The mission of the What is Missing? Foundation is to create, through science–based artworks, an awareness about the present sixth mass extinction of species, connect this loss of species to habitat degradation and loss, and emphasize that by preventing deforestation, we can both reduce carbon emissions and protect species and habitats. What is Missing? is a wake up call and a call to action. It will build awareness about species loss and highlight what scientists and environmental groups throughout the world are doing to protect species and habitats. It will also show what each individual can do to help protect species and their habitats. What is Missing? will give people a sense of hope and purpose as to what can be done to help.

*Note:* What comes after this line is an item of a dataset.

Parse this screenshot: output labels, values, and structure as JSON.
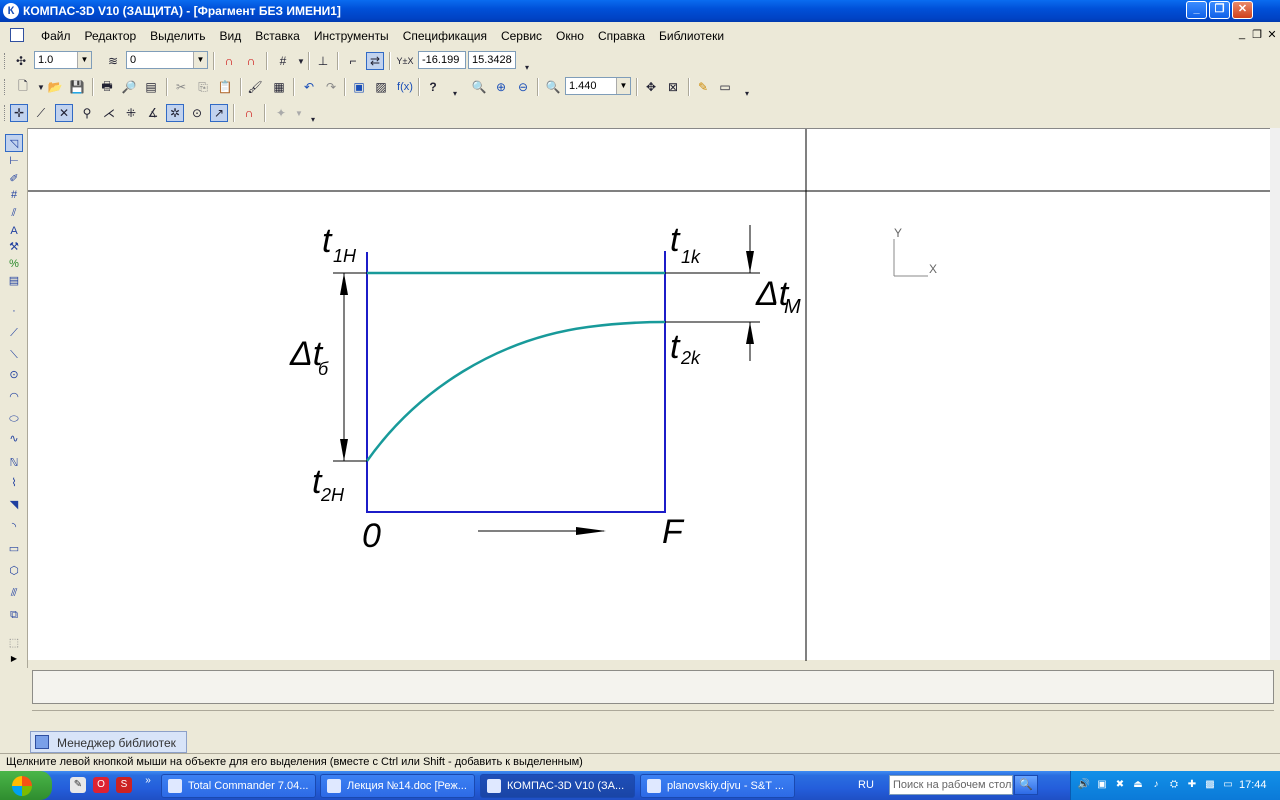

The website begins as a metamorphosing series of glowing dots, taking shape in a variety of natural forms, finally cascading across a global map; each dot represents a story and these stories can be accessed both geographically and chronologically, with additional control over past, present and future. As a user you also have the ability to add a memory of your own, categorising by personal or historical or factual; you are also given a variety of domains to choose from, or the choice of a habitat related memory.
In addition to the website, Maya states that the project will take on as many shapes and forms as she has the energy for. She describes her overall work as a multi-sited memorial with recent exhibitions in New York and London. For further details on her installations, see her Artlog interview.

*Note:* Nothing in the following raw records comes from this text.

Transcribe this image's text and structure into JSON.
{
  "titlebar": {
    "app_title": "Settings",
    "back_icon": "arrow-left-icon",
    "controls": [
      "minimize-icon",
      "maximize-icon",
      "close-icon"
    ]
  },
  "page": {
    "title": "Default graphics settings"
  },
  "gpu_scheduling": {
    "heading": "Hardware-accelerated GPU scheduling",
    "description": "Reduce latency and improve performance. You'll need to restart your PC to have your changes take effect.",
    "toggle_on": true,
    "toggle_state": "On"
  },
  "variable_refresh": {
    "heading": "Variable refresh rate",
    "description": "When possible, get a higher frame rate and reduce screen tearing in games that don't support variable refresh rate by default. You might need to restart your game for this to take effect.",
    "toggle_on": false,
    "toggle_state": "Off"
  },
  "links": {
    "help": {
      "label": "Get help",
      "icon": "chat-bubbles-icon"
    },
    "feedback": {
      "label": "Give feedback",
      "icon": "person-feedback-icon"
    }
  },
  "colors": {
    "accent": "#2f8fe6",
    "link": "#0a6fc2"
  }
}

Designed as Maya Lin's last memorial, the project proposes that we look at a memorial not as a singular static object, but as a work that can exist in several forms and in multiple sites. Its purpose is to create media and sound works that can be seen in different venues. These formats include permanent Listening Cones placed at select science institutions, smaller site–specific sound and media installations, an Empty Room exhibit that can travel to art, science and public venues, independent video works that can be shown at events, a physical and digital book, and other formats that help convey the message. All works will be connected through the whatismissing.net website, which will allow access to the other installations as well as create a place where people will be able to access the media that has been developed. People will be able to add their stories of what is missing from their surroundings, creating a collective digital memorial that will continue to bear witness to what we are losing in terms of biodiversity, habitats, and species.
The project has been a five year collaborative journey, but up until now is has remained largely in private. With such big groups and organisations, including the likes of the BBC and National Geographic, surely her reach will be great; adding to that the voices of those with internet access, it might not be too optimistic to foresee real change as a result of work like this.

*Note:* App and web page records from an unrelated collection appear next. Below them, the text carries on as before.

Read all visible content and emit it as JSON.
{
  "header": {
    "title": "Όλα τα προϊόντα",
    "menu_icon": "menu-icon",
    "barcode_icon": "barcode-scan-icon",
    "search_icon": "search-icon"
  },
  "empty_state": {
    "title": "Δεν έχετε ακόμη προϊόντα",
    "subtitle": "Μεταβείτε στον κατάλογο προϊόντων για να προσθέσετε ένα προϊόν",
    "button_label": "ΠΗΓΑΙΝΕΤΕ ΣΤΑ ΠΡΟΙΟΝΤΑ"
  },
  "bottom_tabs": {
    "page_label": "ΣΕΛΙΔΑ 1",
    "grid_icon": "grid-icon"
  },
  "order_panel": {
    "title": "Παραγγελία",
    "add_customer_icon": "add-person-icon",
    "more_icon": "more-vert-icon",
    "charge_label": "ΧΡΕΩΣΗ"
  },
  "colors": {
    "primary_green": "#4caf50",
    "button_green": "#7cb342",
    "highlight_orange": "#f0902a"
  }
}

What is Missing? includes multiple artwork installations-some permanent and others temporary-that involve the creative talents of artist Maya Lin in collaboration with artists, writers, scientists and environmental advocates. What is Missing? Foundation has created over 70 videos thus far. These videos are made possible by the generous audio and video donations from Cornell Lab of Ornithology (birds.cornell.edu/), National Geographic (nationalgeographic.com/), ARKive (arkive.org/), and BBC Earth (bbcearth.com/).
She hopes that people can focus on things we can reset and looks to governments and people in general, to rethink their priorities. She wants us to ask: what are we spending our money on? My own long term opinion is that it wouldn't take much effort to create a lot of change for the better, it's just a question of compromise. As she so sensibly states, this shouldn't be a partisan issue